Good medicines management, or optimisation of medicines, is an integral part of most nursing and midwifery practice and includes the administration of medicines, prescribing and supporting people to take their medicines correctly.The term medicines optimisation is now more generally used to encompass a more people centred approach to the use of medicine as part of a person’s care. The Royal Pharmaceutical Society (RPS) good practice guidance states that medicines optimisation is a vital to health care and that the evidence base clearly demonstrates that health care professionals and patients need to work together to improve the quality of medicines use. There is good evidence that medicines management supports better and more cost effective care.

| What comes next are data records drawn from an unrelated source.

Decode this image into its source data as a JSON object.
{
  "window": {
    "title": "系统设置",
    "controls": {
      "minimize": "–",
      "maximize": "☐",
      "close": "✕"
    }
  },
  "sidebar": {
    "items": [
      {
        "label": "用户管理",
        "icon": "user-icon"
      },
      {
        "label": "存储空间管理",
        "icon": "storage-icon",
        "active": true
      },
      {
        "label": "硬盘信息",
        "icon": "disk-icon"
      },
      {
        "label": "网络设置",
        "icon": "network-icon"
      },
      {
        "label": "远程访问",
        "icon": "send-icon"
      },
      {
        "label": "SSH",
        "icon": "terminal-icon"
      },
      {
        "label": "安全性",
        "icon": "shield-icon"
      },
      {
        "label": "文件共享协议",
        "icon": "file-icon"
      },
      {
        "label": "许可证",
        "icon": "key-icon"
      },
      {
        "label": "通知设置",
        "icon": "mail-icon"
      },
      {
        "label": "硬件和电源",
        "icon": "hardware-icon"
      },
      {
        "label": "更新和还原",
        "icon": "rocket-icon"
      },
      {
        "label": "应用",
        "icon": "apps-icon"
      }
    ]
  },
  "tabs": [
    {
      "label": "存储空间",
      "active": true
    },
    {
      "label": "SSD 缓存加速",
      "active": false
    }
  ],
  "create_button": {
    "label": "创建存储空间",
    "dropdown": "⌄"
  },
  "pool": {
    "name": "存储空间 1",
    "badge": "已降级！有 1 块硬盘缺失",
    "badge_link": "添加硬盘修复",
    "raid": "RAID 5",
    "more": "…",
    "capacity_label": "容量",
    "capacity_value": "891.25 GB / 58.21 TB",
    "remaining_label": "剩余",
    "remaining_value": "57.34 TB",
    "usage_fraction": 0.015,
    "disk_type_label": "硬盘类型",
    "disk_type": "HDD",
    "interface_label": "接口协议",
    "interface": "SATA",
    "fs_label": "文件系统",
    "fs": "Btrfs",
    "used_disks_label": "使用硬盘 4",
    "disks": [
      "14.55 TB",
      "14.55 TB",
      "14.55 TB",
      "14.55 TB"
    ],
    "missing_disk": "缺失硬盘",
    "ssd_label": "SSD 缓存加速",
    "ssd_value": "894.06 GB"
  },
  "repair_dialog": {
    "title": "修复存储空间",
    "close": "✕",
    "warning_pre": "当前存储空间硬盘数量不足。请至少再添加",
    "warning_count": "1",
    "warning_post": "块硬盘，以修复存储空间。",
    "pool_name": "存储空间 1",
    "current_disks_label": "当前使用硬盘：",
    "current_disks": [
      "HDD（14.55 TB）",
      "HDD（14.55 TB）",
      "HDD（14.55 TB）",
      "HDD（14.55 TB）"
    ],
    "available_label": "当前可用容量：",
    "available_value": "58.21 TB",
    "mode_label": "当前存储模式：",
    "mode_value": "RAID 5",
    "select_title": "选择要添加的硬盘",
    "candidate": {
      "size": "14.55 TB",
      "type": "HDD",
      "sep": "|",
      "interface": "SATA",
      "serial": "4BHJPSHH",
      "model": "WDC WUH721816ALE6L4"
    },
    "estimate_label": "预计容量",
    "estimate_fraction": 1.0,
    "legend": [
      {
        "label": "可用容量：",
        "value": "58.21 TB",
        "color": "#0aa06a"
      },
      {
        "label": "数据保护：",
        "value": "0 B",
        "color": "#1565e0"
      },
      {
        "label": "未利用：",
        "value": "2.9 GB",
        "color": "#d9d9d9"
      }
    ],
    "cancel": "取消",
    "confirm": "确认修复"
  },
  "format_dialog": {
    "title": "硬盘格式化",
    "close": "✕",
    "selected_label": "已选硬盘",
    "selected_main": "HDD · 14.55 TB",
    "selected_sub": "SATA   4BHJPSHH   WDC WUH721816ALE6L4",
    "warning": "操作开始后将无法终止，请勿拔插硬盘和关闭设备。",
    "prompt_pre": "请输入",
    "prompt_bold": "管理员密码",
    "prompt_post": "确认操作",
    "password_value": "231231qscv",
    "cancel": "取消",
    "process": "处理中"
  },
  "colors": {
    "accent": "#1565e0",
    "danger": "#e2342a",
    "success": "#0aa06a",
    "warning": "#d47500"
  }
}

The NICE Guidance Medicines optimisation: the safe and effective use of medicines to enable the best possible outcomes provides the best practice advice on the care of all people who are using medicines and also those who are receiving suboptimal benefit from medicines.
The RCN has published two subject guides on medicines optimisation:
All medicines are classified according to three legal categories which are:
- prescription only medicines (POM): must be sold or supplied according to a prescription prescribed by an appropriately qualified health practitioner, this can be a doctor, dentist, or other independent or supplementary prescriber. They can generally only be supplied at a registered pharmacy premises by or under the supervision of a pharmacist.
- pharmacy (P) medicines: can generally only be sold or supplied at a registered pharmacy premises by or under the supervision of a pharmacist
- general sale list (GSL) medicines: can be sold from a wider range of premises such as supermarkets as long as those premises can be closed to exclude the public (i.e. they are lockable) and the medicines are pre-packed
The legislation on medicines regulation is clearly defined under the Human Medicines Regulations 2012. Prescription only medicines (POMs) cannot be administered or supplied unless one of three types of instruction is in place:
- a signed prescription
- a signed Patient Specific Direction (PSD)
- a Patient Group Direction (PGD)
- The administration of certain parenteral medicines such as adrenaline that can be administered in an emergency without the directions of a prescriber.
- In occupational health settings, the legislation allows for the supply and/or administration of medicines specified in a written instruction signed by a medical practitioner. See the section on medicines optimisation on our occupational health nursing skills and role development page.
From 1 October 2017, schools in England are able to purchase adrenaline auto-injector (AAI) devices without a prescription, for emergency use on children who are at risk of anaphylaxis but whose own device is not available or not working. There is guidance available to support this and help schools develop a policy for using AAIs, see: Using emergency adrenaline auto-injectors in schools.